# The task
Every entry is to be set down a second time, precisely as written.

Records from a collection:

──────────

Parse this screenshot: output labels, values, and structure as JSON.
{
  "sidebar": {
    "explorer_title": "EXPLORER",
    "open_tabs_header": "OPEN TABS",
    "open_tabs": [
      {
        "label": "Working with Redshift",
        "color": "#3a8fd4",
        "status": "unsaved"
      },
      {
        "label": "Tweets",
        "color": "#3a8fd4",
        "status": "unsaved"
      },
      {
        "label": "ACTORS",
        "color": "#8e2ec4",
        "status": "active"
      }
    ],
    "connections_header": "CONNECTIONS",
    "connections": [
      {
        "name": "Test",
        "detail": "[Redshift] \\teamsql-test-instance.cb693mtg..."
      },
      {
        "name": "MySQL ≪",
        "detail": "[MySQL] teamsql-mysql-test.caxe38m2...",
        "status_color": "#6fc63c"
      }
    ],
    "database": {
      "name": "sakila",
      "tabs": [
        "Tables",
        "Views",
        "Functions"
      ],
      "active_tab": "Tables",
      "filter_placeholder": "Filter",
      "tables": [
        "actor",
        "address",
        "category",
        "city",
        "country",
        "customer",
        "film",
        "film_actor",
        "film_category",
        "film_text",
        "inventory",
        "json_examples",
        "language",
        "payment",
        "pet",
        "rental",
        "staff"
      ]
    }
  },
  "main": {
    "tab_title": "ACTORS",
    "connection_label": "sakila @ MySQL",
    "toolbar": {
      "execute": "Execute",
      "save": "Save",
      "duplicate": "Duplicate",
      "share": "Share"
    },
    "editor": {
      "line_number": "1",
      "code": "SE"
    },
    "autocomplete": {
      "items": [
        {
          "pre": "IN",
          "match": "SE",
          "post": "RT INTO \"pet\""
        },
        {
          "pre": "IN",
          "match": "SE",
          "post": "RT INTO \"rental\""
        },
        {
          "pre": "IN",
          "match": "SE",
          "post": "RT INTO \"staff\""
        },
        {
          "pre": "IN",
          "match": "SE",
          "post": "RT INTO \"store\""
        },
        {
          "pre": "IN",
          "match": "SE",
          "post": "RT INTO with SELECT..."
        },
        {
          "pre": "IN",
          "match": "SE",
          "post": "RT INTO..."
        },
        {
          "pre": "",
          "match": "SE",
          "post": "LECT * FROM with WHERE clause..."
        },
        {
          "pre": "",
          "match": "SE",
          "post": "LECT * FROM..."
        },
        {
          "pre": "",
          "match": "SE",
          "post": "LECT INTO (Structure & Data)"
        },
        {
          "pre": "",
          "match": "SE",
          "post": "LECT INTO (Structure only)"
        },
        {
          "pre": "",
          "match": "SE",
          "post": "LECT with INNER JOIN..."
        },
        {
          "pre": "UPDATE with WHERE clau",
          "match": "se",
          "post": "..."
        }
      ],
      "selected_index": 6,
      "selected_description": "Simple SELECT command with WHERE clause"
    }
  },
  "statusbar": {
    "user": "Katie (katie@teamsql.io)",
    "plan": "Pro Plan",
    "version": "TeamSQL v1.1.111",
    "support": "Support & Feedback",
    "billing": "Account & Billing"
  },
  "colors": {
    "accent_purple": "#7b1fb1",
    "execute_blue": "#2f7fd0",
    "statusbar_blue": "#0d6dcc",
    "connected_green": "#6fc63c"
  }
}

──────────

# Written answer
Parse this screenshot: output labels, values, and structure as JSON.
{
  "sidebar": {
    "explorer_title": "EXPLORER",
    "open_tabs_header": "OPEN TABS",
    "open_tabs": [
      {
        "label": "Working with Redshift",
        "color": "#3a8fd4",
        "status": "unsaved"
      },
      {
        "label": "Tweets",
        "color": "#3a8fd4",
        "status": "unsaved"
      },
      {
        "label": "ACTORS",
        "color": "#8e2ec4",
        "status": "active"
      }
    ],
    "connections_header": "CONNECTIONS",
    "connections": [
      {
        "name": "Test",
        "detail": "[Redshift] \\teamsql-test-instance.cb693mtg..."
      },
      {
        "name": "MySQL ≪",
        "detail": "[MySQL] teamsql-mysql-test.caxe38m2...",
        "status_color": "#6fc63c"
      }
    ],
    "database": {
      "name": "sakila",
      "tabs": [
        "Tables",
        "Views",
        "Functions"
      ],
      "active_tab": "Tables",
      "filter_placeholder": "Filter",
      "tables": [
        "actor",
        "address",
        "category",
        "city",
        "country",
        "customer",
        "film",
        "film_actor",
        "film_category",
        "film_text",
        "inventory",
        "json_examples",
        "language",
        "payment",
        "pet",
        "rental",
        "staff"
      ]
    }
  },
  "main": {
    "tab_title": "ACTORS",
    "connection_label": "sakila @ MySQL",
    "toolbar": {
      "execute": "Execute",
      "save": "Save",
      "duplicate": "Duplicate",
      "share": "Share"
    },
    "editor": {
      "line_number": "1",
      "code": "SE"
    },
    "autocomplete": {
      "items": [
        {
          "pre": "IN",
          "match": "SE",
          "post": "RT INTO \"pet\""
        },
        {
          "pre": "IN",
          "match": "SE",
          "post": "RT INTO \"rental\""
        },
        {
          "pre": "IN",
          "match": "SE",
          "post": "RT INTO \"staff\""
        },
        {
          "pre": "IN",
          "match": "SE",
          "post": "RT INTO \"store\""
        },
        {
          "pre": "IN",
          "match": "SE",
          "post": "RT INTO with SELECT..."
        },
        {
          "pre": "IN",
          "match": "SE",
          "post": "RT INTO..."
        },
        {
          "pre": "",
          "match": "SE",
          "post": "LECT * FROM with WHERE clause..."
        },
        {
          "pre": "",
          "match": "SE",
          "post": "LECT * FROM..."
        },
        {
          "pre": "",
          "match": "SE",
          "post": "LECT INTO (Structure & Data)"
        },
        {
          "pre": "",
          "match": "SE",
          "post": "LECT INTO (Structure only)"
        },
        {
          "pre": "",
          "match": "SE",
          "post": "LECT with INNER JOIN..."
        },
        {
          "pre": "UPDATE with WHERE clau",
          "match": "se",
          "post": "..."
        }
      ],
      "selected_index": 6,
      "selected_description": "Simple SELECT command with WHERE clause"
    }
  },
  "statusbar": {
    "user": "Katie (katie@teamsql.io)",
    "plan": "Pro Plan",
    "version": "TeamSQL v1.1.111",
    "support": "Support & Feedback",
    "billing": "Account & Billing"
  },
  "colors": {
    "accent_purple": "#7b1fb1",
    "execute_blue": "#2f7fd0",
    "statusbar_blue": "#0d6dcc",
    "connected_green": "#6fc63c"
  }
}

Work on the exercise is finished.